Records show 'assistance' account was overspent by last Council, president
By Marley Shebala
WINDOW ROCK, Aug. 4, 2011
Controller Mark Grant confirmed on July 25 that the assistance account is another name for discretionary funds.
In October 2010, discretionary funds, or slush funds, became a household word after Special Prosecutor Allan Balaran indicted then Vice President Ben Shelly and 77 of the then 88-member 21st Navajo Nation Council on criminal charges involving conspiracy, theft, fraud, and forgery of about $1.9 million in discretionary funds.
That was followed by a Jan. 4, 2011, Navajo Nation Supreme Court order to temporarily halt the doling out of slush funds until the 22th Council created policies and procedures with "requisite checks and balances."
On July 28, slush funds once again became the talk of the reservation, after Balaran dismissed all his criminal charges and replaced them with a civil lawsuit that charged 85 top tribal officials with breach of fiduciary duty.
According to July 2011 "Budget Status-Income Statement(s)," the 21st Council overspent its "assistance" account by $2,486.06, while the executive branch had a balance of about $2 million.
The 21st Council budgeted its assistance account at $30,496.48 and the executive branch's at $22.9 million, which reportedly included funds for the 110 chapters.
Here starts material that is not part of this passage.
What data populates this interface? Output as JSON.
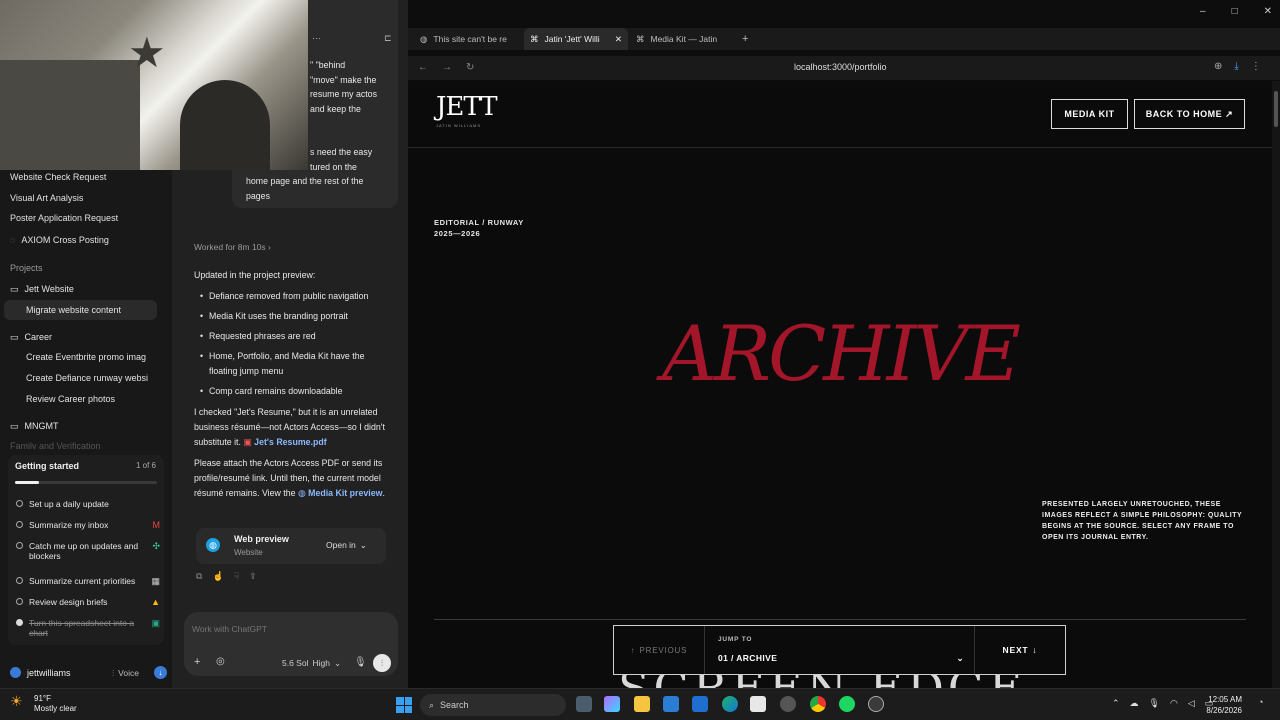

The tribal government's annual budget begins on Oct. 1 and ends on Sept. 30.
Sharon Clahchischilliage, chief of staff for Speaker Johnny Naize, said on July 29 that the 21st Council, which included her boss and 16 members of the 22nd Council, was responsible for the overspending in the Council's discretionary fund account.
Clahchischilliage, a former presidential candidate who eventually backed President Ben Shelly, adamantly denied any spending of assistance money by the 22nd Council, which came into office in January 2011.
She explained that the deficit spending occurred while the 21st Council was still in office from October to December 2010.
Shelly's chief of staff, Sherrick Roanhorse, on July 29, also denied any discretionary fund spending by Shelly and Vice President Rex Lee Jim.
"At the moment, we are not providing discretionary funds, as ordered by the courts," Roanhorse said. "We are in the process of establishing a more transparent process. We will be in touch to provide (the Navajo Times) with more information."
Grant, a Shelly political appointee, provided additional financial information and explanations on Monday.
Grant pointed at a breakdown of the executive branch's assistance account that showed 18 sub-accounts.
He explained that most of the 18 sub-accounts belonged to the government's 110 chapters, which is why spending continued in the executive branch's assistance account after the Supreme Court's moratorium.
Grant emphasized that there was no spending in the executive office's discretionary fund sub-accounts after the Jan. 4, 2011, moratorium by Shelly and Jim.
The Council and executive office have three specific discretionary fund sub-accounts that are titled "burial assistance", "emergency assistance" and "other public assistance."
According to the July 2011 financial reports, Shirley and Shelly spent $109,313.91 from the executive office discretionary fund sub-accounts from October to December 2010.
A breakdown of the $109,313.91 shows $34,800 was spent for burial assistance, $69,824.55 for emergency assistance, and $4,689.36 for other public assistance.
The 21st Council's $32,964.54.54 was spent on $3,500 for burial assistance, $28,713.06 for emergency assistance and $751.48 for other public assistance.
Discretionary funds are tribal government money that the Council gave to itself, the speaker and the president, and vice president during the annual budget process and at various times during the budget year since 2005.
The money, according to policies from the speaker's office and an application from the executive office, is for Navajo people in need of emergency financial assistance to cover some of the costs of burial expenses, school clothing and books, winter coats, utilities, wood, vehicle repairs, and other basic costs of living.
Among the 77 delegates that faced initial criminal charges involving discretionary funds in October 2010 was then Delegate Rex Lee Jim (Rock Point), who Shelly picked as his running mate in the presidential election.
Soon after Shelly and Jim won the election, an out-of-court settlement was reached that resulted in the dismissal of their charges.
Shelly was charged with conspiracy, forgery and fraud involving $8,850 in slush funds. Jim's charges of conspiracy and theft involved $3,200.
The dismissal agreement between the tribe's two top leaders and Balaran also called for Shelly and Jim to repay the assistance funds identified in their charges.
At press time, both Shelly and Jim had not responded to questions about their repayment of discretionary funds.
Then-delegate Young Jeff Tom (Mariano Lake/Smith Lake) also had his charge of theft involving $12,500 in slush funds dismissed without prejudice, which meant that his charges could be refiled.
Tom was among the former Council delegates named in Balaran's July 28 civil lawsuit for breach of fiduciary duty.